### PROBLEM TO WORK ON
Among the lines of this material, find those holding the word "Clone" and report how many there are, with nothing added.

### TASK DATA
▼▼▼
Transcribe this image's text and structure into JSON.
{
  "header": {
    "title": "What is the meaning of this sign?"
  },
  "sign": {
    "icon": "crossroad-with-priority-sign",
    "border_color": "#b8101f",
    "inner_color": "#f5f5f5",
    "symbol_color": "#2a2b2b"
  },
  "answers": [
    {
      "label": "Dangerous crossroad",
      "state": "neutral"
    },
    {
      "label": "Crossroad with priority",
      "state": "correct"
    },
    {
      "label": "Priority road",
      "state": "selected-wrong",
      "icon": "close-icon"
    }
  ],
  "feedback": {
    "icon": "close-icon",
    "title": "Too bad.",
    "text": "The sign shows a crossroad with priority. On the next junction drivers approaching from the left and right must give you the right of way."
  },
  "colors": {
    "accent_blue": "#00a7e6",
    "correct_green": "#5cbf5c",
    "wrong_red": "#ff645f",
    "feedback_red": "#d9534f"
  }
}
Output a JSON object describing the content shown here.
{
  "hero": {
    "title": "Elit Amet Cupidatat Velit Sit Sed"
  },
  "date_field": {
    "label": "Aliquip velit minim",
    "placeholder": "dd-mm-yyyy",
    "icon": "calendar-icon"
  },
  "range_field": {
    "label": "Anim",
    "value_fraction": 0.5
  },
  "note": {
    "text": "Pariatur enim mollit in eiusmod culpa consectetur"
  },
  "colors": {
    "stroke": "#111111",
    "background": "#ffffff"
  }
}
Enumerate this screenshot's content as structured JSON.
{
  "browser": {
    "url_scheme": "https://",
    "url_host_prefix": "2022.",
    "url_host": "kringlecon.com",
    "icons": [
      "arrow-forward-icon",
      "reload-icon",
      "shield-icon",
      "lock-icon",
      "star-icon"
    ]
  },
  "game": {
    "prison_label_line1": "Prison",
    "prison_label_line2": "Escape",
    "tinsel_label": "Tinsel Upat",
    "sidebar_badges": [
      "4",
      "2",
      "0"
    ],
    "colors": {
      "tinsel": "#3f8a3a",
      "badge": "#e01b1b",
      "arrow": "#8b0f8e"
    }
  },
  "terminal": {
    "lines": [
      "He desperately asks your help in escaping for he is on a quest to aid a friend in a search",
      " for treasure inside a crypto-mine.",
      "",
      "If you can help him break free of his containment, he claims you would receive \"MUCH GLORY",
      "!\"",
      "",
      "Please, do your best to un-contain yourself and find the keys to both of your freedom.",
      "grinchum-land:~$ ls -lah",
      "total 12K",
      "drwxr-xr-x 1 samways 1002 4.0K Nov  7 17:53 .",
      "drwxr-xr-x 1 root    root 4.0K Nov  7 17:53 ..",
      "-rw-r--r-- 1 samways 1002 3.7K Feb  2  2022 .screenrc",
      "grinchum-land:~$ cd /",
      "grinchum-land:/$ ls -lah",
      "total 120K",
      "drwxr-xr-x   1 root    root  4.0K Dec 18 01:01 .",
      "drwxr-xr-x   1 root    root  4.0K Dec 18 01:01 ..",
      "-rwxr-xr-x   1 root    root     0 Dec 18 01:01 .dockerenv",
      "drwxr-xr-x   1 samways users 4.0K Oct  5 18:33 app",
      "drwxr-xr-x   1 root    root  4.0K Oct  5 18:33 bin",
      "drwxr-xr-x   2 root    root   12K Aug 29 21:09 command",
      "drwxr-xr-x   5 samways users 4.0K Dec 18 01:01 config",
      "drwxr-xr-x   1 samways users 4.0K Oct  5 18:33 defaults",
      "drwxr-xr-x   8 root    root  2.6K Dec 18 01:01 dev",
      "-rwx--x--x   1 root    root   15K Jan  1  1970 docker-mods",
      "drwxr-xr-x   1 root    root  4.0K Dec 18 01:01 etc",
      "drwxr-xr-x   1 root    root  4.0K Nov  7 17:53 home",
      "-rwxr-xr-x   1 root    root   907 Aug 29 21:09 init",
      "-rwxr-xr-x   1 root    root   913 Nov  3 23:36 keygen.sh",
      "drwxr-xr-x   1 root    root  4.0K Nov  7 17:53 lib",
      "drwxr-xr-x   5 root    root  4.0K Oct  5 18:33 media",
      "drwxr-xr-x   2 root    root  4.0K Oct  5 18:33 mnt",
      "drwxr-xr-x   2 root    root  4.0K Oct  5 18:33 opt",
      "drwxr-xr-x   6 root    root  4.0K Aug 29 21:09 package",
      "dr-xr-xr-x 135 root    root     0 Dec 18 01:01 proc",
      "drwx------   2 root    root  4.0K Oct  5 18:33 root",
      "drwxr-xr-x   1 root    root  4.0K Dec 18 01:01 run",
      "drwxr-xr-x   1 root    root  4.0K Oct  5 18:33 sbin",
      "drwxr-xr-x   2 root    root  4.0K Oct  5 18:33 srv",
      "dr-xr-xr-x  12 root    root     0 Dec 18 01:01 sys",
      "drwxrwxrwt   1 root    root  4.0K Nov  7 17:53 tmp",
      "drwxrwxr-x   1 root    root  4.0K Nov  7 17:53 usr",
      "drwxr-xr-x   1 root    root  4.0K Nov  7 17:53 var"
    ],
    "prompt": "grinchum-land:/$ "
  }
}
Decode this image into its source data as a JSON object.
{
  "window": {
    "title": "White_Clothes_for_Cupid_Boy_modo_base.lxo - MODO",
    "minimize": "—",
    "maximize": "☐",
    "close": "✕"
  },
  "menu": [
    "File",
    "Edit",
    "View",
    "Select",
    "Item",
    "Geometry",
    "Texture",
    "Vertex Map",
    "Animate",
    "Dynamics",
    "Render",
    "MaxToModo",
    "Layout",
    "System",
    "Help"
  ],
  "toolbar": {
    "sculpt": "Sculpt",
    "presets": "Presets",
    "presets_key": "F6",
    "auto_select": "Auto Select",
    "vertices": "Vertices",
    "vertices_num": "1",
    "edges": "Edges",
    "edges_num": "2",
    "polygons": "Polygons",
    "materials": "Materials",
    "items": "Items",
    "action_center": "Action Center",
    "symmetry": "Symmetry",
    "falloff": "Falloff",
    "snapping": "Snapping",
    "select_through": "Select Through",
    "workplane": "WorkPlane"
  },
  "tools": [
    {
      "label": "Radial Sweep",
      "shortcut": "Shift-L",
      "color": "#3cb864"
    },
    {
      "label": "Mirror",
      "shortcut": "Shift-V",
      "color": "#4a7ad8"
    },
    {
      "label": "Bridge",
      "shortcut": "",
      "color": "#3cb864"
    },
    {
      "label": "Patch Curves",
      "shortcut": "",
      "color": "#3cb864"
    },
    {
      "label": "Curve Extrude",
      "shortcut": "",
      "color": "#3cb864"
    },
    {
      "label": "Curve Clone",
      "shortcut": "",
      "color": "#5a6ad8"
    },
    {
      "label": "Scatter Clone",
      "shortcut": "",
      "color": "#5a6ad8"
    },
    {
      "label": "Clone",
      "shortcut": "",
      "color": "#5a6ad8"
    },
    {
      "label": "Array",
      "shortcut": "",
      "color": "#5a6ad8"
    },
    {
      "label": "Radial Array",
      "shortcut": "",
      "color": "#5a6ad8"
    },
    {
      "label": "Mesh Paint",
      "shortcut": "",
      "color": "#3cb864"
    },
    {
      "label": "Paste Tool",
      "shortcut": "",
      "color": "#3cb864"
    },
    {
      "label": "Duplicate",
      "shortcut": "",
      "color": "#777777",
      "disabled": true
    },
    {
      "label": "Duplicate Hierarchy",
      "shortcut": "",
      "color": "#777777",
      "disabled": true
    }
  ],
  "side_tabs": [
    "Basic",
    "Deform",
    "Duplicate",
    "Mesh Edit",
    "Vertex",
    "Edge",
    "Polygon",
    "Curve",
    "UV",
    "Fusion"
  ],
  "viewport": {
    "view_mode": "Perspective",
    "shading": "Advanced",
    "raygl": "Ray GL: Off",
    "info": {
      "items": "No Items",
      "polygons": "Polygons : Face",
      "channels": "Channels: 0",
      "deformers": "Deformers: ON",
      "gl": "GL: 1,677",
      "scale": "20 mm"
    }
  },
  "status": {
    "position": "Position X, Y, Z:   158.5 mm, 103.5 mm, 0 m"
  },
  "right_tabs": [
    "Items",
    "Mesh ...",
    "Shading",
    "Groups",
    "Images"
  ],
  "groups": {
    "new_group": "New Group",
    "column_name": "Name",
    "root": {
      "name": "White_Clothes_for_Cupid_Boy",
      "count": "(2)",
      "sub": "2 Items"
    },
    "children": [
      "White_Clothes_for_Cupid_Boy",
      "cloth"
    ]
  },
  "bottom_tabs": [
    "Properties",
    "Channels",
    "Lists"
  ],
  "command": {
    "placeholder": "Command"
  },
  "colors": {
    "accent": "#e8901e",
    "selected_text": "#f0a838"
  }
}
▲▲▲
### EXERCISE ANSWER
3